(Brief) Across the entries below, how many lines include "repos"? Give the number and nothing else.

═════ Extracted records ═════

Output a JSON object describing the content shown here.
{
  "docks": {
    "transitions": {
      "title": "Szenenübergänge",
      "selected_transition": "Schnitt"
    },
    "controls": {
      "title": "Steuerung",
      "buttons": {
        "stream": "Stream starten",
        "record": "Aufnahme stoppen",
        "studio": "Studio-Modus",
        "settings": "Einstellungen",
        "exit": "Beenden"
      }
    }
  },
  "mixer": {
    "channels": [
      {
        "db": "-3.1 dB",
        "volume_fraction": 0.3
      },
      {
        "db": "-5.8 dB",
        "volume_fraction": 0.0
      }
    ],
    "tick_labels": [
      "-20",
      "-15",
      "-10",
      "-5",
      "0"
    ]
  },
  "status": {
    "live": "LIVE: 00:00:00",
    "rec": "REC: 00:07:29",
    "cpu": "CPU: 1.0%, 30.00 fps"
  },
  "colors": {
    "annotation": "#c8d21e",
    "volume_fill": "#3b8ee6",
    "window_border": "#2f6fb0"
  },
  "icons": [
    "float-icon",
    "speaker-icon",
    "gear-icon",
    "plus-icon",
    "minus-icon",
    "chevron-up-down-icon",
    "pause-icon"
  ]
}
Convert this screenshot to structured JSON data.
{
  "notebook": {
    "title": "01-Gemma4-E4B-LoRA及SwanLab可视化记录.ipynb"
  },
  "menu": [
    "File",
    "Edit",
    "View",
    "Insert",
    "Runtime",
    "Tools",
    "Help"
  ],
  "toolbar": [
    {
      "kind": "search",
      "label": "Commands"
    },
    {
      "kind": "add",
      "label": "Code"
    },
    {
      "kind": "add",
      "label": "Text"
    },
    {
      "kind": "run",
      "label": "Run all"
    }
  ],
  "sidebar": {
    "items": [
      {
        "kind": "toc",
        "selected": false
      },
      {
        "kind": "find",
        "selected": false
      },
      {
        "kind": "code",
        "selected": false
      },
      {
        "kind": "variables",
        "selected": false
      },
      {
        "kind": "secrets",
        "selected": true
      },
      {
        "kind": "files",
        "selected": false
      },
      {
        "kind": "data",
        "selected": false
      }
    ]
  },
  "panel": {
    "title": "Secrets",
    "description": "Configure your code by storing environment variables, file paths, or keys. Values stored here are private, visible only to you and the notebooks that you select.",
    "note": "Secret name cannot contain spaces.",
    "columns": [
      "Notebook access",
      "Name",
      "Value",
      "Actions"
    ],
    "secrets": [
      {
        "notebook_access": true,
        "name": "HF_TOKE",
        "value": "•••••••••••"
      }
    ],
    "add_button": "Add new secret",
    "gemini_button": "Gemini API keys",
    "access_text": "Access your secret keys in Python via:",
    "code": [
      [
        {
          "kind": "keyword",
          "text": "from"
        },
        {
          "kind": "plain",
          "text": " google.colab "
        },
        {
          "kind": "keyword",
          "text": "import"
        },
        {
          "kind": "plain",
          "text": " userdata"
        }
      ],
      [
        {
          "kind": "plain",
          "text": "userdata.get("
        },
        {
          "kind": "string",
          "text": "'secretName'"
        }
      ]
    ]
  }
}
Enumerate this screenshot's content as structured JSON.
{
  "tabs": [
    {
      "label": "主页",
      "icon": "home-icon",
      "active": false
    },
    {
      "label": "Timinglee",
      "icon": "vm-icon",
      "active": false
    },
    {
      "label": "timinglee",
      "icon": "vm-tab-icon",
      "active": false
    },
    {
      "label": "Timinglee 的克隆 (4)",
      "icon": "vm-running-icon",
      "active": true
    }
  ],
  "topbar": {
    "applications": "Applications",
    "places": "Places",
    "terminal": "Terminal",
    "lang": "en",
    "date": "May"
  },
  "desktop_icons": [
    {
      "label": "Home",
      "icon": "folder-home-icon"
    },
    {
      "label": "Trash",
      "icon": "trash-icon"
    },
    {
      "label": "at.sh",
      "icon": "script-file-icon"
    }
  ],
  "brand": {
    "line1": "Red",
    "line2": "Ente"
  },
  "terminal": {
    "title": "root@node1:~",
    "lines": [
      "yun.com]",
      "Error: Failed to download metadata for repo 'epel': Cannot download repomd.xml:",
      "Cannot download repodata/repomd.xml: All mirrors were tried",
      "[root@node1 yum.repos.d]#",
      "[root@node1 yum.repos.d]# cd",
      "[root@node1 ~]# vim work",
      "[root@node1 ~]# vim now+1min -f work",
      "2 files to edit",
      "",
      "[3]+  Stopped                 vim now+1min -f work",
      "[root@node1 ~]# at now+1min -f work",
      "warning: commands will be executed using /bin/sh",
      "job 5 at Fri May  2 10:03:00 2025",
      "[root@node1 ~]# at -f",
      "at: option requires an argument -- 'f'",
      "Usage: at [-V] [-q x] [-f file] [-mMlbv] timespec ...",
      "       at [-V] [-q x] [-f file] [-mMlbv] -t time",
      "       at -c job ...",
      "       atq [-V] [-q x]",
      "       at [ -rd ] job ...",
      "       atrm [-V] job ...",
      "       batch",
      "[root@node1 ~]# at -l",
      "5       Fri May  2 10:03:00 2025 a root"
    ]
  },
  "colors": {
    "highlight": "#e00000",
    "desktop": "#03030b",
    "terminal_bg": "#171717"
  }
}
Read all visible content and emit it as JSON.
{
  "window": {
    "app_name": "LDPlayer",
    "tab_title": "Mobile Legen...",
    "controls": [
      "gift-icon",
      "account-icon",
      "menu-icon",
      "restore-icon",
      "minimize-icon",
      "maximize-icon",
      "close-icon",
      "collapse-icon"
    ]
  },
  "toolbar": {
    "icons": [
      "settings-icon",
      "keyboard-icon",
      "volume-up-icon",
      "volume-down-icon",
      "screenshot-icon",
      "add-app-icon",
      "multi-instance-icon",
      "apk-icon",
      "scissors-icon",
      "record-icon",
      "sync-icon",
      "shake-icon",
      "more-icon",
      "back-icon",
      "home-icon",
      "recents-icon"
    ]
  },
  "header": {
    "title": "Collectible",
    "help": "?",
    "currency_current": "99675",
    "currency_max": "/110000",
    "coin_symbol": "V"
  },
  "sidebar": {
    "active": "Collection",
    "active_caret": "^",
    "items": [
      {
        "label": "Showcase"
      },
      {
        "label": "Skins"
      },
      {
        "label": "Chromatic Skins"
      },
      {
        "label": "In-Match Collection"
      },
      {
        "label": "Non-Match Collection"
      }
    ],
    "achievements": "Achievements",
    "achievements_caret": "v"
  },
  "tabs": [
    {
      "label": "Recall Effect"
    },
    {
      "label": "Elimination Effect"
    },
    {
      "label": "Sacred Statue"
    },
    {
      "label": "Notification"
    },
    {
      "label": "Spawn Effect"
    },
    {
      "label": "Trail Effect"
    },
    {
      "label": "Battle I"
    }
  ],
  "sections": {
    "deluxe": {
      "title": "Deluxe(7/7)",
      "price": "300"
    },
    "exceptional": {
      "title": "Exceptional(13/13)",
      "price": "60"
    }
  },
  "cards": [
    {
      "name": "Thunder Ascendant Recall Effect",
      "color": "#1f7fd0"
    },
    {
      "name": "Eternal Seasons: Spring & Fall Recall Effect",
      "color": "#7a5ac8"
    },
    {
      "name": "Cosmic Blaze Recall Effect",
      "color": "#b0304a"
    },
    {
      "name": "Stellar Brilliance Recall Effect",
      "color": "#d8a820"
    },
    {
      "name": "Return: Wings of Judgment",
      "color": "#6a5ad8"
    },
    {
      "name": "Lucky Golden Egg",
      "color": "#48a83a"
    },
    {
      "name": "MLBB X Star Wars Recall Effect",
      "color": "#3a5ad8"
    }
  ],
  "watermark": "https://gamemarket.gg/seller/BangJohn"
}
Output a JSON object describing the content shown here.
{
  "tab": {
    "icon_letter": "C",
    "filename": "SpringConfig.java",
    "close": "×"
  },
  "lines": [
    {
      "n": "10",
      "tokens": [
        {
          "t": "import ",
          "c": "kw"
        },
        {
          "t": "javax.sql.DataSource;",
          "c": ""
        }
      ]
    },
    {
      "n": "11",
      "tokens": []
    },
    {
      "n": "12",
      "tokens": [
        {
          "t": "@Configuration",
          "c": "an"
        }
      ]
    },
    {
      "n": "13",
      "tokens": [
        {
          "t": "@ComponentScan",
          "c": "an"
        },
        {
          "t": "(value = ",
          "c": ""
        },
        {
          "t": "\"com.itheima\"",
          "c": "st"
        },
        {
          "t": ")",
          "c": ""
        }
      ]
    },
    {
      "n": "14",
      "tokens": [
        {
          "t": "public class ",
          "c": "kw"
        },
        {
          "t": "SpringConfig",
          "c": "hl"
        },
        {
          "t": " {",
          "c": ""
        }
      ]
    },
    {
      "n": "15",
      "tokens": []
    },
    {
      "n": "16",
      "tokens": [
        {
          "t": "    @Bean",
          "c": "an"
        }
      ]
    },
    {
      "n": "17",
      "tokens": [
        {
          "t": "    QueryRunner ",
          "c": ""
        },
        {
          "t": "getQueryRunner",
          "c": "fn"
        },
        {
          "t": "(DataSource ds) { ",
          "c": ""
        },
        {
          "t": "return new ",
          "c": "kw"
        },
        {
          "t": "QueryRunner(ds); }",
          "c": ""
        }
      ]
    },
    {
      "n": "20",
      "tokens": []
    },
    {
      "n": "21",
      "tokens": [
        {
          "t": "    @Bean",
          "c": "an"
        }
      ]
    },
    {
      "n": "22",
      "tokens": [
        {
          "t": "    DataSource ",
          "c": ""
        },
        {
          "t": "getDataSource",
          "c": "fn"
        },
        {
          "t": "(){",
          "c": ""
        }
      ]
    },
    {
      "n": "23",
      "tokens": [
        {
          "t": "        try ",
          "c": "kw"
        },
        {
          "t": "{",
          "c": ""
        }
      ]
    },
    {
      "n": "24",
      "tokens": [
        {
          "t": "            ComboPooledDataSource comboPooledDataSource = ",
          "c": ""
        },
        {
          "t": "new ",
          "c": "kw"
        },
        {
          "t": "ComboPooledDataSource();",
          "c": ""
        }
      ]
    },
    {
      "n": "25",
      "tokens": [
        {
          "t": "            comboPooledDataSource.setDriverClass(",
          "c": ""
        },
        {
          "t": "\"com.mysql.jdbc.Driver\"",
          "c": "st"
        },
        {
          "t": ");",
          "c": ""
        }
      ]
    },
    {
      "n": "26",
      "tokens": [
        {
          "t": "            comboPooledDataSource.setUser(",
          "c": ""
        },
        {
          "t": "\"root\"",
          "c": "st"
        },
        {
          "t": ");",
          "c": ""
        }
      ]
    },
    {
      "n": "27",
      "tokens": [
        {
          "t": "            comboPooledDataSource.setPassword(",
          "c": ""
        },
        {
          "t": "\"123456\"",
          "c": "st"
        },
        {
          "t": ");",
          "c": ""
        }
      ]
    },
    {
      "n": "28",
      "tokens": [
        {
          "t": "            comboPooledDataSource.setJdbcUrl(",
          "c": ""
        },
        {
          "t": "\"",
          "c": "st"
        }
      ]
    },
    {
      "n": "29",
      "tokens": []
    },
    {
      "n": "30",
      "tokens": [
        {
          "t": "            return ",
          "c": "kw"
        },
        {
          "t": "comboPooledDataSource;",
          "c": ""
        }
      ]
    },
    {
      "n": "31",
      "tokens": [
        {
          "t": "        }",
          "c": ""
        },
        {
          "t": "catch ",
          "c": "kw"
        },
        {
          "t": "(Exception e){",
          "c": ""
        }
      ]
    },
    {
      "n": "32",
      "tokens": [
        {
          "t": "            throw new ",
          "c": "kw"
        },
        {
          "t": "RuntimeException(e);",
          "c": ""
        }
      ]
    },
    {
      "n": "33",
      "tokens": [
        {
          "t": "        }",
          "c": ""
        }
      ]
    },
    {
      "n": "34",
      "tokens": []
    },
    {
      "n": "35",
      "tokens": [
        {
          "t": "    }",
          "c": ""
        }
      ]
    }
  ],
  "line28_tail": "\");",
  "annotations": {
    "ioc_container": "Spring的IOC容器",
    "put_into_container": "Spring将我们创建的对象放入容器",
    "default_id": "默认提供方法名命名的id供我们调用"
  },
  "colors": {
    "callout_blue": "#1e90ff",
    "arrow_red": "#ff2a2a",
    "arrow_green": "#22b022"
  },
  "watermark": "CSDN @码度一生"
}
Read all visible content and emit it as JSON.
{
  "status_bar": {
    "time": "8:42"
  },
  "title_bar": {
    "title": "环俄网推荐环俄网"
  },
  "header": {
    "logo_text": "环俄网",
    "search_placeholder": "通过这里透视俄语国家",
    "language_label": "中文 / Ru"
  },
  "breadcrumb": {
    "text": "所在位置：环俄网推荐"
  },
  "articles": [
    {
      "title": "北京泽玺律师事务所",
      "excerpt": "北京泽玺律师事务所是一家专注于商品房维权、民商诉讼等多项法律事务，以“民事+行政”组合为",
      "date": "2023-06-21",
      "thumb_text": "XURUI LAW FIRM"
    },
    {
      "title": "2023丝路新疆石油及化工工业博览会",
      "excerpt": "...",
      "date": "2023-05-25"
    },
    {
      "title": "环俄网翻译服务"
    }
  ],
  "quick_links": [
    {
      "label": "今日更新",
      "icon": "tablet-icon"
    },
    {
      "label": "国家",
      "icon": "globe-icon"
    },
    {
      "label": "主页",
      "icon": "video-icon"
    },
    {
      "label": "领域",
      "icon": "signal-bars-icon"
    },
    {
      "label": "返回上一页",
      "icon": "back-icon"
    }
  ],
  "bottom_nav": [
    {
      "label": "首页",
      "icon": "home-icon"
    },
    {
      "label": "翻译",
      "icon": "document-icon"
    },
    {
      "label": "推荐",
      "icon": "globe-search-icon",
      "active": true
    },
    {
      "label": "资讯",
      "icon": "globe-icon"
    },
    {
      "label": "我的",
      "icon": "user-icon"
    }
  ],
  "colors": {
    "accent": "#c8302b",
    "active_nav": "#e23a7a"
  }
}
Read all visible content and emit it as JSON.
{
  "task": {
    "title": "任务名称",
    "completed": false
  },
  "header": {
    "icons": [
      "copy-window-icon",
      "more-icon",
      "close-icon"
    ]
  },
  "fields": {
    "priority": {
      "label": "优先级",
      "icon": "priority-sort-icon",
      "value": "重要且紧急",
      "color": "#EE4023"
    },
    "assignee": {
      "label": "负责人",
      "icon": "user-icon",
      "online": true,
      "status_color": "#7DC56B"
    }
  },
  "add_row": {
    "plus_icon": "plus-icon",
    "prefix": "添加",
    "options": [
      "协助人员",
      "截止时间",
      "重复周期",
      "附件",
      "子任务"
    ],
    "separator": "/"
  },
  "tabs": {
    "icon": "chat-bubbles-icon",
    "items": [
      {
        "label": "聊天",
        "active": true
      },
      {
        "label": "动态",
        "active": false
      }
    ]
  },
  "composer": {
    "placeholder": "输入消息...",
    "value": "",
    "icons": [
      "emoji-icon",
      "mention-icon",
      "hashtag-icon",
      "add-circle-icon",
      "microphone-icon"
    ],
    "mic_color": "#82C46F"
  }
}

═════

(The answer) 2